Business confidence among European CEOs has plummeted to an all-time low, according to a new survey from the European Round Table for Industry. And hundreds of billions in free money might soon have those same CEOs singing God Bless America.

Party in the USA

Facing growing inflation, perpetual supply chain issues, and rising energy costs due to Russia’s war in Ukraine, European businesses are fatigued. One-third of the continent’s largest industrial companies plan to scale back or halt production soon, and many expect a deep recession will last for another year and a half. “We are still at real risk of a wave of deindustrialisation, as ongoing high energy costs undermine the global competitiveness of European production sites,” said Martin Brudermüller, CEO of BASF, the world’s largest chemical producer.

The situation is slightly sunnier stateside, where many business leaders foresee a more shallow and short-lived economic downturn. Plus, the Inflation Reduction Act and its $369 billion in tax credits to renewable energy companies that make products like solar panels and electric vehicles are convincing European businesses to ditch the homeland and set up shop on American soil. The result? A new wave of European industry brain-drain:

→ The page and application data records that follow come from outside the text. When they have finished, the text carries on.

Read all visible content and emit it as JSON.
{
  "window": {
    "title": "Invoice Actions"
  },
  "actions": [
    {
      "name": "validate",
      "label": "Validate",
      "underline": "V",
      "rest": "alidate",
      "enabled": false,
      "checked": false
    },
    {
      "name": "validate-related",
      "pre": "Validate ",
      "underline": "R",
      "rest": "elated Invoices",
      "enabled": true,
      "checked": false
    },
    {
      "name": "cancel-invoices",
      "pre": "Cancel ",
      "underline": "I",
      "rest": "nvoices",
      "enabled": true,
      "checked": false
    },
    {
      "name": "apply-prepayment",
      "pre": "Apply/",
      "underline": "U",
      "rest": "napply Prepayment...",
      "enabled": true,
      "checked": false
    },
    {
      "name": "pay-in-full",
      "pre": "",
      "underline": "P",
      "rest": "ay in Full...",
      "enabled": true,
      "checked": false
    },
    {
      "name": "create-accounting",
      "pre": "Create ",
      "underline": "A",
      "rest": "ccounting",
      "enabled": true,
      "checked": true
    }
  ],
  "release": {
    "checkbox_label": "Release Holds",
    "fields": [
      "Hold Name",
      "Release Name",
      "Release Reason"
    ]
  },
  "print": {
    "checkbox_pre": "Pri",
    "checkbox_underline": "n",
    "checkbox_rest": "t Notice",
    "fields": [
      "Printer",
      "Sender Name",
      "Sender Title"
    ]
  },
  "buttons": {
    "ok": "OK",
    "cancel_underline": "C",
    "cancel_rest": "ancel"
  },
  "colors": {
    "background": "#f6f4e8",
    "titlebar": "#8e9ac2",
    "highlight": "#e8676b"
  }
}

  • The Biden Administration’s incentives would subsidize a factory in America by about $600-$800 million, Swedish battery maker Northvolt told the Financial Times. That compares to just $160 million in incentives on the table from Germany. Deutschland’s economy minister, Robert Habeck, described the US support as “excessive” and “hoovering up investments from Europe.”
  • Spanish energy company Iberdrola is increasing US investment to almost half of its global total from 2023-25, compared with 23% in the EU. Ignacio Galán, executive chair, told the FT that the US was now a “very much” more appealing place to invest.

Chip on Your Shoulder: The US-China chip war has become a global conflict. On Wednesday, the EU advanced a $44 billion plan to become a semiconductor hub starting next year. The chips, which help power everything from cars, to phones, to medical equipment, have been in short supply since the pandemic started in 2020, and nations are racing to be the next major producer of the tiny tech – if only to avoid dependencies and supply chain woes. The EU plans to manufacture 20% of the world’s chips by 2030. Groups like Intel, GlobalFoundries, and Infineon have already announced new chip sites in Europe. It appears the region’s chip game will soon no longer be small potatoes.